One of my favorite off-Broadway shows is “I Love You, You’re Perfect, Now Change.” The show closed in 2008 after running for 12 years and 5003 performances. In a series of unrelated vignettes, the musical comedy delves into the world of dating, love and marriage.
Enough said about Broadway, on or off.
But I’m put in mind of “I Love You, You’re Perfect, Now Change,” in thinking about the newly reconstituted Federal Communications Commission. With Tom Wheeler coming on board this week as the new FCC chairman and Michael O’Rielly as a new commissioner, the Commission will be back up to its full five-member complement.
No, I don’t mean to say I “love” Messrs. Wheeler and O’Rielly. But based on what I know about them, I do respect and admire them for what they’ve already accomplished in their public and private sector lives.
And, no, I don’t mean to say Messrs. Wheeler and O’Rielly are “perfect.” But, as widely acknowledged, they do bring a wealth of experience and expertise concerning communications policymaking to their jobs, and this certainly is a net positive.
But I do mean to say: “Now Change.”
What I mean to suggest by this is that it is an opportune time for a reset of the FCC’s generally pro-regulatory mindset. This pro-regulatory mindset is perhaps not unnatural, given that, from its inception and for many decades thereafter, the markets under the Commission’s regulatory jurisdiction were either monopolistic or tended in that direction.
But that is no longer the case, of course, and this fact is widely, if not universally, acknowledged by public policymakers, scholars, and, importantly, consumers. The fact of the matter is that the transition from narrowband to broadband, from the Analog Age to the Digital Age, has enabled competition to develop in formerly monopolistic markets.
In my oral testimony before the House Subcommittee on Communications and Technology at its October 24 hearing on the “Evolution of Wired Communications Networks,” I stated:
There is no doubt the IP revolution has enabled increasing competition among broadband providers for the provision of voice, high-speed data, and video services, whether these providers offer their services over wireline, cable, wireless, satellite, fiber, or whatever. The relevant point is not that all of the services offered by all of the competitors are perfectly substitutable, or that they all meet every consumer’s desires at all times. The relevant point for policymakers is that, for an increasingly large number of consumers, these various competitors provide a choice of service providers offering a choice of attractive service options.
I suspect that not one of the FCC Commissioners would disagree with the above statement. But the important, more fundamental, point is to grasp the implications for regulatory policy. As I said in my House testimony, in today’s increasingly competitive environment, going forward the FCC needs to rely much more on a free market-oriented paradigm in which “future regulatory activity should be tied closely to findings of demonstrable market failure and actual consumer harm.”
This does not mean there is no place for regulation in the event of market failure and consumer harm.
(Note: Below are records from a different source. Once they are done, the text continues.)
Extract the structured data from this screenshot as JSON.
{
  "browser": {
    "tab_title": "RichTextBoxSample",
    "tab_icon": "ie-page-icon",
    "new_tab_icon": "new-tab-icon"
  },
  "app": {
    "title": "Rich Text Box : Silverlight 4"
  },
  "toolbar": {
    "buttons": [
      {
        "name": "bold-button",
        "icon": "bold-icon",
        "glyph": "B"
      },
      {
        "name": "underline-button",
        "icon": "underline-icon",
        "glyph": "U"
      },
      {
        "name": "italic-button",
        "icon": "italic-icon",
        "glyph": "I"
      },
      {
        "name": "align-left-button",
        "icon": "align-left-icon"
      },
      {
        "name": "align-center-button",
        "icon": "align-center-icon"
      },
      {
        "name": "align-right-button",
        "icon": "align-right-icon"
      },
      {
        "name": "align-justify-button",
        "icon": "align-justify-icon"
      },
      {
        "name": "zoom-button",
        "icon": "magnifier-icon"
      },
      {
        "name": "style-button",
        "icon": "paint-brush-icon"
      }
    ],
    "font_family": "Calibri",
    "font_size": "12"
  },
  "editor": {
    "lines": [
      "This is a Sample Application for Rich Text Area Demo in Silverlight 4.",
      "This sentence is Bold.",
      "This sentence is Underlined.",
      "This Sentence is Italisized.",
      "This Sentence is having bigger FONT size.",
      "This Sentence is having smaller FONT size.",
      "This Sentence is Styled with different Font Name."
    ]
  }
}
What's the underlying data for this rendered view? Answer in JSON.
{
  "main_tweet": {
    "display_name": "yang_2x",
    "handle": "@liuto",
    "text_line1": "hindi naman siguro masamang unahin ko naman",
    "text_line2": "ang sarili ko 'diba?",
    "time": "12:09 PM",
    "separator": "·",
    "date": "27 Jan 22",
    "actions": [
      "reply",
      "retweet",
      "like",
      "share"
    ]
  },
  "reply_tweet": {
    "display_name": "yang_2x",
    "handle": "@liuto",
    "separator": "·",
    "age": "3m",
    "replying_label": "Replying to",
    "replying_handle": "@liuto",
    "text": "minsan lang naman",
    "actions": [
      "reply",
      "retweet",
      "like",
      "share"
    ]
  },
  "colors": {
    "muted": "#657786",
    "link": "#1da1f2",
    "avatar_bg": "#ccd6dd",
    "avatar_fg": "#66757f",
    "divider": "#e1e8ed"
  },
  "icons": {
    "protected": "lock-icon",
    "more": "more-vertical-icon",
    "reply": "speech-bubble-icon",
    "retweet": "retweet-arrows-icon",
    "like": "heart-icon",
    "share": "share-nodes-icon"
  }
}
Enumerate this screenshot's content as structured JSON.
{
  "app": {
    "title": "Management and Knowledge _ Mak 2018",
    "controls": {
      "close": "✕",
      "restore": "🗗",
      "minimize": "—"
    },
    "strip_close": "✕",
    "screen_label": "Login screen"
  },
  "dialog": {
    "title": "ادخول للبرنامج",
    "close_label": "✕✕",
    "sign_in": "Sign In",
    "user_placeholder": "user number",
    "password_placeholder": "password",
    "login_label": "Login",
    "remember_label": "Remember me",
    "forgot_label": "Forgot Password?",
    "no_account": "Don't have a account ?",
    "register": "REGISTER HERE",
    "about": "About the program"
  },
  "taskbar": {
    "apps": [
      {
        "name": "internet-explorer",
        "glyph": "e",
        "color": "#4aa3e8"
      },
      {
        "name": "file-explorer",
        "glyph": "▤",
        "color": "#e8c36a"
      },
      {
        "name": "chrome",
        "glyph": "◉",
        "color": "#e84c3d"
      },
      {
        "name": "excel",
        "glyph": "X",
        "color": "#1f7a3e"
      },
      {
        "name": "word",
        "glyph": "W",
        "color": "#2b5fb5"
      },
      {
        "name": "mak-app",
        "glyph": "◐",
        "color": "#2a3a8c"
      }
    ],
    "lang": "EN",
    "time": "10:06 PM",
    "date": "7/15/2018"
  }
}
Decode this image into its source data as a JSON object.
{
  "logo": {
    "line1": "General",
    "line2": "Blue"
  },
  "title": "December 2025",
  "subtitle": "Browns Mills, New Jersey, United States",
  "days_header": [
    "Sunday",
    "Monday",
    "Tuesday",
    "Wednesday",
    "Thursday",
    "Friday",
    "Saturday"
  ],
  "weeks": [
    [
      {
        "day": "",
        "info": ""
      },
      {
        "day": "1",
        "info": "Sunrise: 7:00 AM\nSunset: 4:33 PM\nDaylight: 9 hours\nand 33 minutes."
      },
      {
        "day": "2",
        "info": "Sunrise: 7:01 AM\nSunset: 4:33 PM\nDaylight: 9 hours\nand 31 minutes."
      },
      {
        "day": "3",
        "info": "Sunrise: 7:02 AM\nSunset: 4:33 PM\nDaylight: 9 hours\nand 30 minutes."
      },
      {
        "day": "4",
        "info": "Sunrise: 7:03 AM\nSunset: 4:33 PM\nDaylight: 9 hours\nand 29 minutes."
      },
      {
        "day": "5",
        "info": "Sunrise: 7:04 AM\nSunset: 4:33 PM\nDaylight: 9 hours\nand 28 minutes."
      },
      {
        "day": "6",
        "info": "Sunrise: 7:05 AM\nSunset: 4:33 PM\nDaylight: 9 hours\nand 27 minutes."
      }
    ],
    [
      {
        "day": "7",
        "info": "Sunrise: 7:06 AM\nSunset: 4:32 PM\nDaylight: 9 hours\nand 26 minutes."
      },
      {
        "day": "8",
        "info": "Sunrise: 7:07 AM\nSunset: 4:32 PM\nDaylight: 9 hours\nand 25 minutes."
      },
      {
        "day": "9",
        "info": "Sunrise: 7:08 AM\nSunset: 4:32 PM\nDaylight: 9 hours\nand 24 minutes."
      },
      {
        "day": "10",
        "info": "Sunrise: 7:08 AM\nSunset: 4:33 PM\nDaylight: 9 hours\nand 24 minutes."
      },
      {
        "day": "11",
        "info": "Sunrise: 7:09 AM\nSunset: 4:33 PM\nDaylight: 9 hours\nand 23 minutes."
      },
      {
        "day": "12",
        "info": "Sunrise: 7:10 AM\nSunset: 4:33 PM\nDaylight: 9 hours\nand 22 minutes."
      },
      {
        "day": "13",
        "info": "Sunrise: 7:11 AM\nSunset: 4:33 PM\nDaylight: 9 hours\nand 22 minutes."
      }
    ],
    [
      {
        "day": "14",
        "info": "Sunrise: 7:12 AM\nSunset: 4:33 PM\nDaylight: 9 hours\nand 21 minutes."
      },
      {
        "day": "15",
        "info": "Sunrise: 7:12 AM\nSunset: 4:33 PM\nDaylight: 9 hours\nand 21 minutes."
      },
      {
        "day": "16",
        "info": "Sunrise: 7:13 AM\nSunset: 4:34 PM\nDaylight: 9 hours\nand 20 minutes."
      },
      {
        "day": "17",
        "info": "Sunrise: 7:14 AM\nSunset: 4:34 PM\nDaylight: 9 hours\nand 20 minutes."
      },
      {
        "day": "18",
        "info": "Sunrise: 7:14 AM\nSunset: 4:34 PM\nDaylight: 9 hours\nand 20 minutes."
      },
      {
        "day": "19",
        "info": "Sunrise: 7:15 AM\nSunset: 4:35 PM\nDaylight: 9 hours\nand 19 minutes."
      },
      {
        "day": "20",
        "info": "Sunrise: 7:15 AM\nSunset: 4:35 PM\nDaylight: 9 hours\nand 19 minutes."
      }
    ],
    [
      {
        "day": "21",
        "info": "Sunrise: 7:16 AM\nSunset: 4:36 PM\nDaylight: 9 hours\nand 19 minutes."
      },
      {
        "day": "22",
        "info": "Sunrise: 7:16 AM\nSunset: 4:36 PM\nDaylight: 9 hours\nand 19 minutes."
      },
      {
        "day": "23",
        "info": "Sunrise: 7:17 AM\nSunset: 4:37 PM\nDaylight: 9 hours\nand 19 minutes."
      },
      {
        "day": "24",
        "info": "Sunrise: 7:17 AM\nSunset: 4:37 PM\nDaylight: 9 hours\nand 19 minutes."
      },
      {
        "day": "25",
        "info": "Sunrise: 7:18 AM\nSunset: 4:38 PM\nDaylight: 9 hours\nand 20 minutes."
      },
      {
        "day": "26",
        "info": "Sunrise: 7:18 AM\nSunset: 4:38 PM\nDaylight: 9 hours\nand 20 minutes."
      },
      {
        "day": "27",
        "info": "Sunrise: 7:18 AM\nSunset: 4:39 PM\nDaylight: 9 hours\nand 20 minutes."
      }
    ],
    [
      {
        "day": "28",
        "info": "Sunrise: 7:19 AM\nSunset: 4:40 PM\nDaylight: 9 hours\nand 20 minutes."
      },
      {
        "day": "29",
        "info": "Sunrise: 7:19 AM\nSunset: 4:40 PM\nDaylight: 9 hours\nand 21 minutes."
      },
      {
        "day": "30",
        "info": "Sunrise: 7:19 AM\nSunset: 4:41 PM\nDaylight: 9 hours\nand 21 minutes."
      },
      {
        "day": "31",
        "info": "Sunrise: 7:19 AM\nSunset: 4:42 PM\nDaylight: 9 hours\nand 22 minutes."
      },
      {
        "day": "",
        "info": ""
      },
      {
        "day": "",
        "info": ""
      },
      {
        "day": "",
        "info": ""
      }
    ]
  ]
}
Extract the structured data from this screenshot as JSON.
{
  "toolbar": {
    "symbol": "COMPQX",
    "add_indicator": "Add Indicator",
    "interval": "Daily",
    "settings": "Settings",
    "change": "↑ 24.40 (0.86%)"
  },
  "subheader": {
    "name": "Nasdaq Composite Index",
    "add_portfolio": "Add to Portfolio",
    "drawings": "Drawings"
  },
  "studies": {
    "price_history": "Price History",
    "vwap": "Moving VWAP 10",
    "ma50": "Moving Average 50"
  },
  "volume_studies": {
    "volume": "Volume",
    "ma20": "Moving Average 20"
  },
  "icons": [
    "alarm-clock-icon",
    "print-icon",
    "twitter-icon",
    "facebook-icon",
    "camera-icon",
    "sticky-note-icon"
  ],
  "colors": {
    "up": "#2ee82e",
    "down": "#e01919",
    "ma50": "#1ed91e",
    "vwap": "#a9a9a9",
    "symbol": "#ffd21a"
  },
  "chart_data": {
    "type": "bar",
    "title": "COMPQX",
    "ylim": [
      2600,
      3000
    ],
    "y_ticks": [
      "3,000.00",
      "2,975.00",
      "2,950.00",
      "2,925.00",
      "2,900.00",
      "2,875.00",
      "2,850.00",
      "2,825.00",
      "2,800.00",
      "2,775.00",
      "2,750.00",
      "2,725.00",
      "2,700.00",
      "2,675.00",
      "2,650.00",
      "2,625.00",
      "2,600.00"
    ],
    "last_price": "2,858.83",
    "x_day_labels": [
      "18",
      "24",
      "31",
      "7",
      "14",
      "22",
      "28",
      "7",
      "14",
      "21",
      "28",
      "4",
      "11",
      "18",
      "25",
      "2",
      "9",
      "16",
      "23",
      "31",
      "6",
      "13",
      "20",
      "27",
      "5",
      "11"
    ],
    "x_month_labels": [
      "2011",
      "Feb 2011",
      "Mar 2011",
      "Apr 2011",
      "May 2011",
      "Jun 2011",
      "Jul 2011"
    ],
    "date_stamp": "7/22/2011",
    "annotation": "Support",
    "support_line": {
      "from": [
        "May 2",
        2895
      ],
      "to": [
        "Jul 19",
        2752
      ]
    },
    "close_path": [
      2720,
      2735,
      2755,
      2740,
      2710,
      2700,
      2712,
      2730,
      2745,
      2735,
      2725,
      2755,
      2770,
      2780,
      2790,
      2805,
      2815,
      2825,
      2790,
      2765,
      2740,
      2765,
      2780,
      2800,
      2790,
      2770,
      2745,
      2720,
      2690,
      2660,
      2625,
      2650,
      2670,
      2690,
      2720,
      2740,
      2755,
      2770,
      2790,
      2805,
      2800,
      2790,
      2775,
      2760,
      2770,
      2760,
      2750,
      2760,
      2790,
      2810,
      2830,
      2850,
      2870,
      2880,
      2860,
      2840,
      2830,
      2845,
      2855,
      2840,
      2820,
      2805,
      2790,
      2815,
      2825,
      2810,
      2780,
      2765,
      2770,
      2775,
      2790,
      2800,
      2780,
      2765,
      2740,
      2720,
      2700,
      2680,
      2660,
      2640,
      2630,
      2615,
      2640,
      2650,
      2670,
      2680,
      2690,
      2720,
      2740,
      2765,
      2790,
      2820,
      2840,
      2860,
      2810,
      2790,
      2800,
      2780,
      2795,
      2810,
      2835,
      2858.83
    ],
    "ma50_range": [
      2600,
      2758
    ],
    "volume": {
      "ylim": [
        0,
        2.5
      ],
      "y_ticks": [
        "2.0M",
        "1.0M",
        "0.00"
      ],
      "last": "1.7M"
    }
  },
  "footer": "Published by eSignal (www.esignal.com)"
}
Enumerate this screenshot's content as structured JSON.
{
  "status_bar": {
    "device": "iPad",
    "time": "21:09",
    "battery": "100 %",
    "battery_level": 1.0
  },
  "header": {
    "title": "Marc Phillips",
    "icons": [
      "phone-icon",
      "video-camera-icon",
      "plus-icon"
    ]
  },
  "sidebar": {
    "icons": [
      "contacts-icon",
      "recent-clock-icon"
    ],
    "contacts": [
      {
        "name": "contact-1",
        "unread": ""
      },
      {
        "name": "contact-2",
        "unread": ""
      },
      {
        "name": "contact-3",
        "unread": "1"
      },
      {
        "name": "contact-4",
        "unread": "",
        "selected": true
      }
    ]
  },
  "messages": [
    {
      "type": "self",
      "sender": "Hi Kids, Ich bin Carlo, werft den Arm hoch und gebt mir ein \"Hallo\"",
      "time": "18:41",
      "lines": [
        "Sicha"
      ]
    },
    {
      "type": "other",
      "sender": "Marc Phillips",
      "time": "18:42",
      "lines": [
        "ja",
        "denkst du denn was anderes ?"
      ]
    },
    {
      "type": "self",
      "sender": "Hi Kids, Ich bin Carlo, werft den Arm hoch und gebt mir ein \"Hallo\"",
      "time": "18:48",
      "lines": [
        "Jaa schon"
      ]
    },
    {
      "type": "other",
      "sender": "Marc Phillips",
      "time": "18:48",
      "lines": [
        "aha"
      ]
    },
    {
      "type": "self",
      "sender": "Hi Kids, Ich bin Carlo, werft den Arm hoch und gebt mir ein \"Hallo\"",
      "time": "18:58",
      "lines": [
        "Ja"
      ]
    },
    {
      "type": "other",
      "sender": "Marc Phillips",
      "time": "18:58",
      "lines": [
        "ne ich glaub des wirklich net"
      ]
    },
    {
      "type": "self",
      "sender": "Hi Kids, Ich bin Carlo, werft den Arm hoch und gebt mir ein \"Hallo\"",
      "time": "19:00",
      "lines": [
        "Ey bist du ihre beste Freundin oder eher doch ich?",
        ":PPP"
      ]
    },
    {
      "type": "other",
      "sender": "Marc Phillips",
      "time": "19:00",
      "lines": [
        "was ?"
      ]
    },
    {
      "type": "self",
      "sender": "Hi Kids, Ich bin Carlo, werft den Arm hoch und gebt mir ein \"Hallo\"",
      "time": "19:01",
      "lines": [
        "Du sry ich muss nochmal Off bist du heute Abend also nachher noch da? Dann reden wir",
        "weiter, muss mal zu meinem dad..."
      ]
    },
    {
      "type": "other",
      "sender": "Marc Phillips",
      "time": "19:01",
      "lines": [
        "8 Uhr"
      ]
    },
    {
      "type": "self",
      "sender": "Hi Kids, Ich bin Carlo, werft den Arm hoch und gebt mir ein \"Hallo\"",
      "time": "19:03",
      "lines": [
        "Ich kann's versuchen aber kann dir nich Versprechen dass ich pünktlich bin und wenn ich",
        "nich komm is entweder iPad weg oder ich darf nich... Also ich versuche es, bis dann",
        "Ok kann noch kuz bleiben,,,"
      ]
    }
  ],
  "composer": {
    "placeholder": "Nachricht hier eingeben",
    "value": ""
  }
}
But it does mean that the agency needs to reset its mindset so that it does not look to regulation in the absence of proven market failure and consumer harm.
At this time I want to eschew addressing any specific proceedings. You can find hundreds and hundreds of pieces doing so on our Free State Foundation website and our blog – and rest assured they will keep on coming.
Instead, in closing, I want to say that I have no doubts about the good faith of the new FCC Chairman, or of any of his colleagues. Nevertheless, I do know that, from their high positions, which confer considerable unbridled administrative discretion, it is often easy just to succumb to the bureaucratic imperative to “regulate first,” perhaps with the best of intentions.
As a cautionary warning, I think that what Dean Roscoe Pound had to say around the middle of the last century is very useful for the commissioners to appreciate:
[T]he zeal of administrative agencies to achieve the immediate ends they see before them leads them to see their functions out of focus and to assume that constitutional limitations and guaranteed individual rights must give way before their zealous efforts to achieve what they see as a paramount purpose of government.
And, in the same time frame, F.A. Hayek had this to say in The Constitution of Liberty about what he called “general regulations of economic activity.” Hayek declared “the economist will remain suspicious and hold that there is a strong presumption against such measures because their over-all cost is almost always underestimated and because one disadvantage in particular – namely the prevention of new developments – can never be fully taken into account.”
With these injunctions in mind, I have no hesitancy, with a nod to off-Broadway, to say to Chairman Wheeler and his colleagues: “I respect you, you have experience and expertise, now change.”
[First published at the Free State Foundation.]